This is something which affects both books and comics (actually comics sometimes even more so because they are pictorial they often are judged more harshly in the suitability stakes). Well before I hit my early teens I had gone through everything that interested me in the children’s part of the library and wanted into the adult section. The librarians, once my parents gave their assent, were quite supportive because they could see I was understanding and enjoying the books I was picking out (my first exposure to writers like Bradbury and Moorcock) and I’ve been devouring any book or comic on any subject that I think looks interesting ever since. It could have been very different – if I’d been knocked back from moving on to more mature books when I knew I was ready for them I could have been put off reading. If that had happened I wouldn’t be here right now writing this.
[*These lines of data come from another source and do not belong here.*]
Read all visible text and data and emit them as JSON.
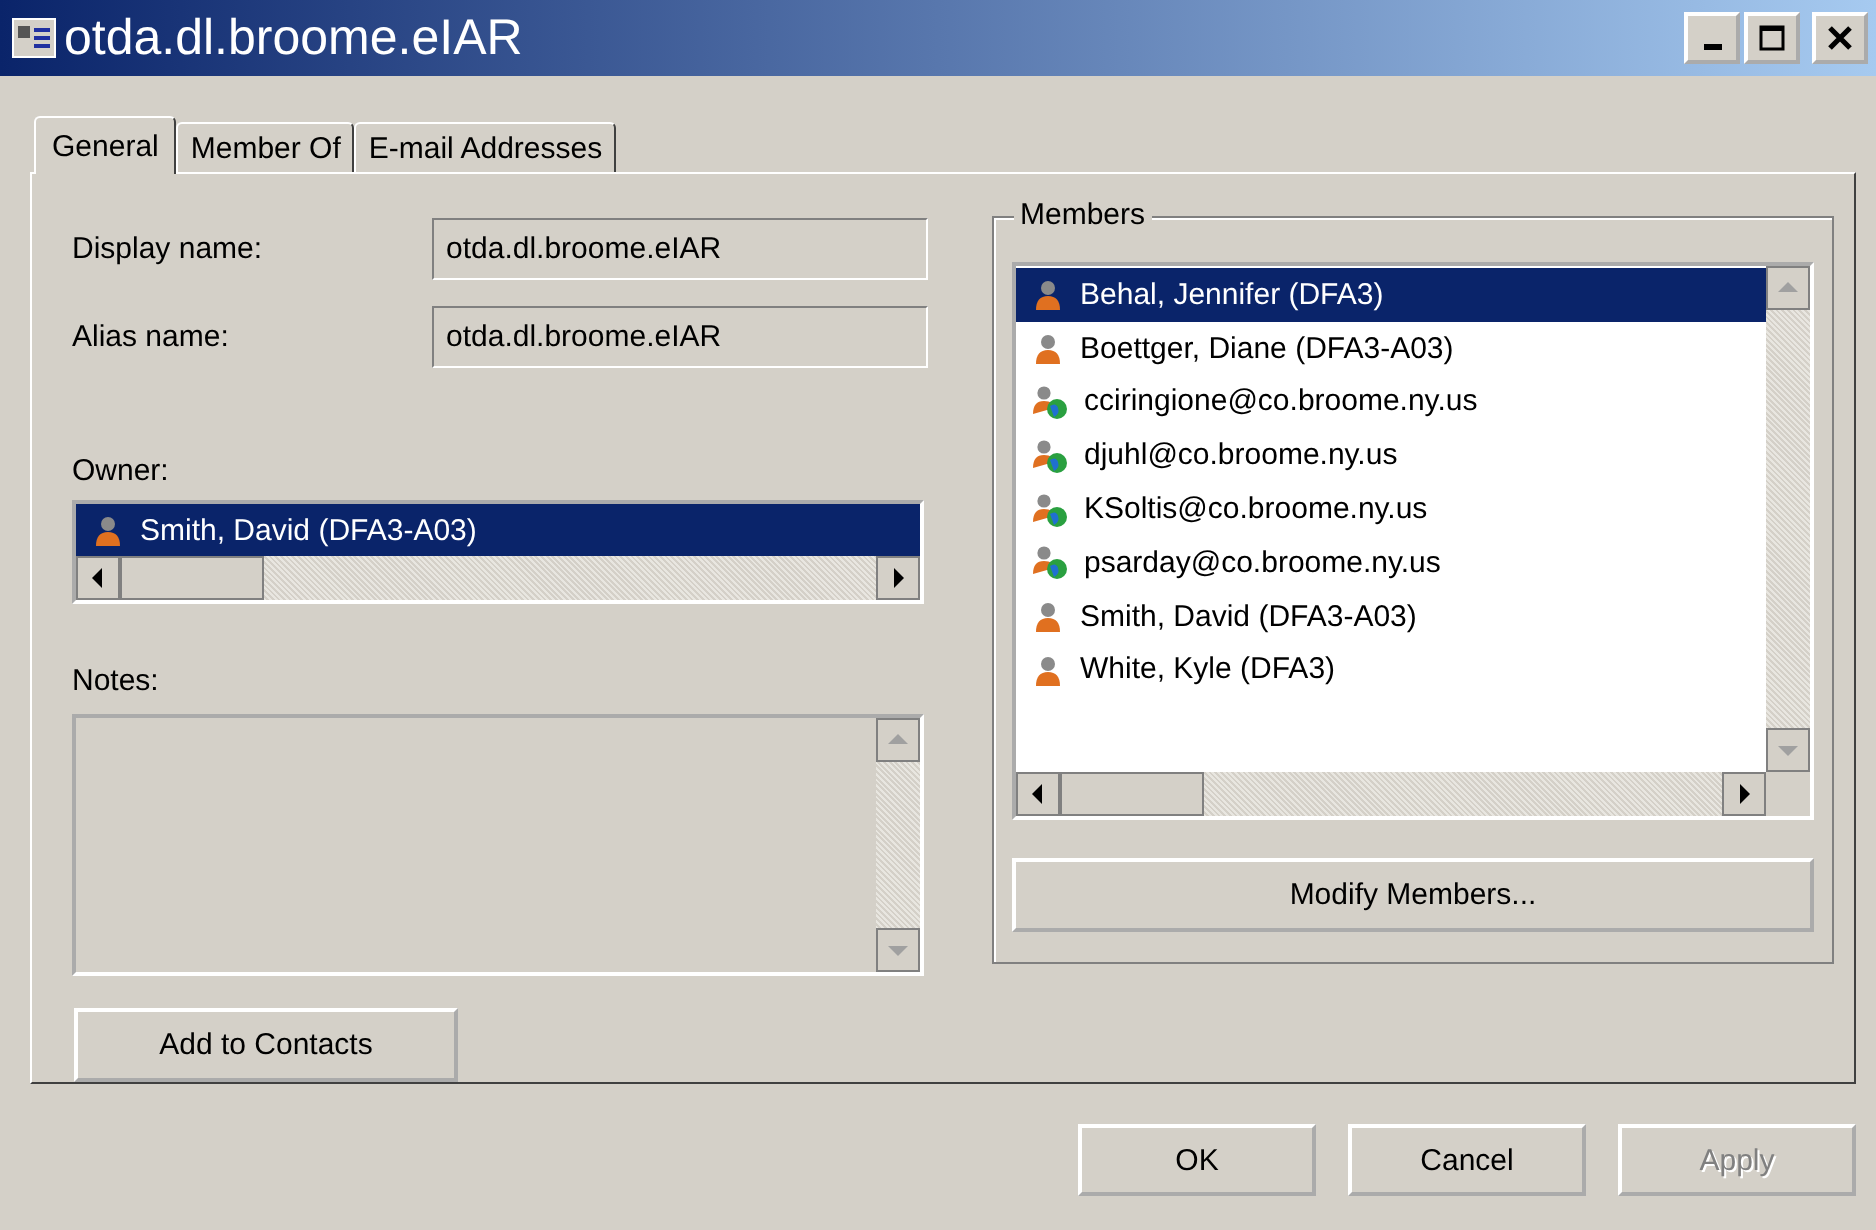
{
  "window": {
    "title": "otda.dl.broome.eIAR"
  },
  "tabs": [
    {
      "label": "General",
      "selected": true
    },
    {
      "label": "Member Of",
      "selected": false
    },
    {
      "label": "E-mail Addresses",
      "selected": false
    }
  ],
  "fields": [
    {
      "label": "Display name:",
      "value": "otda.dl.broome.eIAR"
    },
    {
      "label": "Alias name:",
      "value": "otda.dl.broome.eIAR"
    }
  ],
  "owner": {
    "label": "Owner:",
    "items": [
      {
        "name": "Smith, David (DFA3-A03)",
        "selected": true
      }
    ]
  },
  "notes": {
    "label": "Notes:"
  },
  "add_button": "Add to Contacts",
  "members": {
    "title": "Members",
    "button": "Modify Members...",
    "items": [
      {
        "name": "Behal, Jennifer (DFA3)",
        "kind": "user",
        "selected": true
      },
      {
        "name": "Boettger, Diane (DFA3-A03)",
        "kind": "user",
        "selected": false
      },
      {
        "name": "cciringione@co.broome.ny.us",
        "kind": "contact",
        "selected": false
      },
      {
        "name": "djuhl@co.broome.ny.us",
        "kind": "contact",
        "selected": false
      },
      {
        "name": "KSoltis@co.broome.ny.us",
        "kind": "contact",
        "selected": false
      },
      {
        "name": "psarday@co.broome.ny.us",
        "kind": "contact",
        "selected": false
      },
      {
        "name": "Smith, David (DFA3-A03)",
        "kind": "user",
        "selected": false
      },
      {
        "name": "White, Kyle (DFA3)",
        "kind": "user",
        "selected": false
      }
    ]
  },
  "buttons": [
    {
      "label": "OK",
      "disabled": false
    },
    {
      "label": "Cancel",
      "disabled": false
    },
    {
      "label": "Apply",
      "disabled": true
    }
  ]
}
Sure there are books and comics out there you might not want a child to read, that’s perfectly understandable. But again it should all be advisory – I’m sure most parents would like to be actively involved with their children’s reading, so they can help them chose and encourage them (or if the child has reading problems then also they shouldn’t be put off by picking a book marked for a younger age range). I worry that this is a reaction to small, conservative pressure groups who attack schools and libraries for having certain books or graphic novels. A few years back it was Melvin Burgess’ YA novel Junk being attacked (it went on to win the Guardian Award and the Carnegie Medal), these days it is usually a manga – I can’t help but think publishers are worried and trying to cover their butts.
Again, while acknowledging some guidance may be required it should always be advisory – I’d always ask a parent what their child liked, what sort of reading skill they had and then point them to some books, telling them any age ranges were very nebulous things. Teachers, librarians and booksellers are all normally delighted to offer some suggestions for child readers – my advice is when in doubt ignore any age band and ask one of them. Chances are they won’t only tell you a bit about that book or graphic novel, they’ll suggest others you might not have thought of. Oh, and this also holds for adults, in my opinion – if something is marked for a child’s reading age it doesn’t necessarily mean an adult won’t enjoy it too (as authors Pullman and Rowling – and before them Ursula Le Guin – have proved very successfully), so never deny yourself the simple pleasure of picking up a book like Owly because its ‘for kids’. Child or adult, just read and enjoy. And if you’re a parent then try reading them together, if you don’t already, and don’t put literary blinkers on their eyes. (thanks to Richard for the link)